Now this is a brain! Mister Spock would have had such a magnificently squiggly nugget in his noggin. It’s a Platygyra lamellina. and a fine one, at that.I’d be proud to have such a well-rounded and obviously classically educated brain. I’d be proud to have a brain at all.
But, what about the less mentally nimble corals? Need we dismiss them? No, of course not! For, like blondes (there, I’ve finally said it and my wife will have my hide for it), corals need not be excessively bright to have their . . . attributes. For instance, this young Acropora cerealis is as pretty as a picture (nasty pun there – sorry) and need not fear for its future because of a lack of mental acuity:Likewise, this very young and most rare Solitary Coral (Fungia costulata) possesses an ethereal beauty that far exceeds its more intelligent cousins:The identification as a little tricky here. The colouration had me stumped. It wasn’t until I noticed that the radiating ridges (each called a septum, if you care) are considerably thicker in the center that I was able to pin it down. With other Solitary Corals, this is not the case. I’m such a clever boy, I am.
Finally, we have the dumb corals and the dumber corals. The one which is being engulfed is some kind of Acropora, I think. I don’t know what the one which is encasing it is, but I’d give it the edge in wit:So, there we have it. We’ve covered the entire spectrum of intelligence of corals in one simple, easy to remember lesson.
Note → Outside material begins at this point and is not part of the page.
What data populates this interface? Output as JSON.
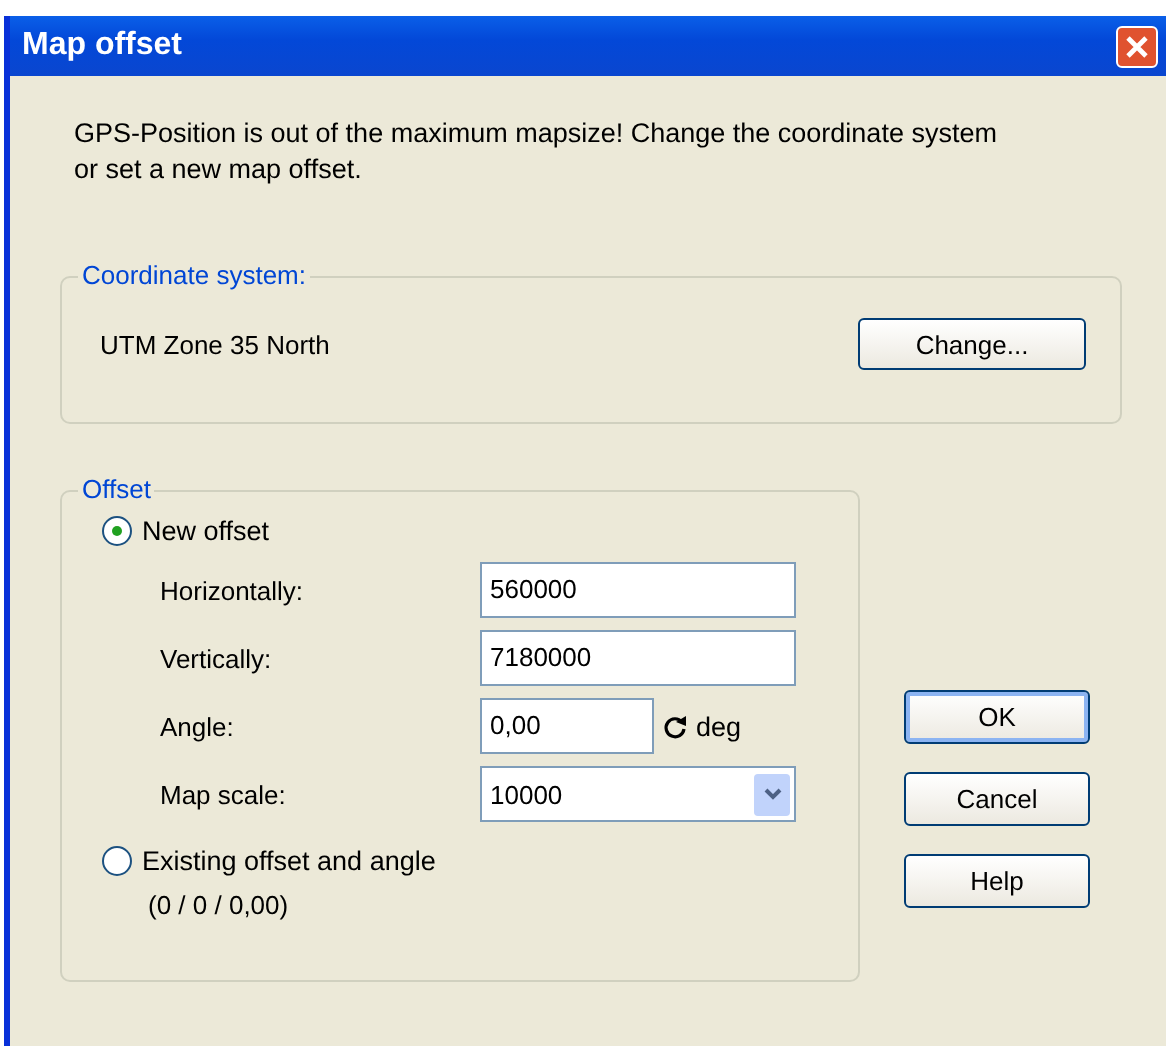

All that need be remembered is that they are all as stupid as stones.Tags: acropora, acropora cerealis, blonde, blondes, brain coral, conehead, dan aykroyd, fungia costulata, leptoria phrygia, oniastrea australensis, platygyra lamellina, sigourney weaver, telikom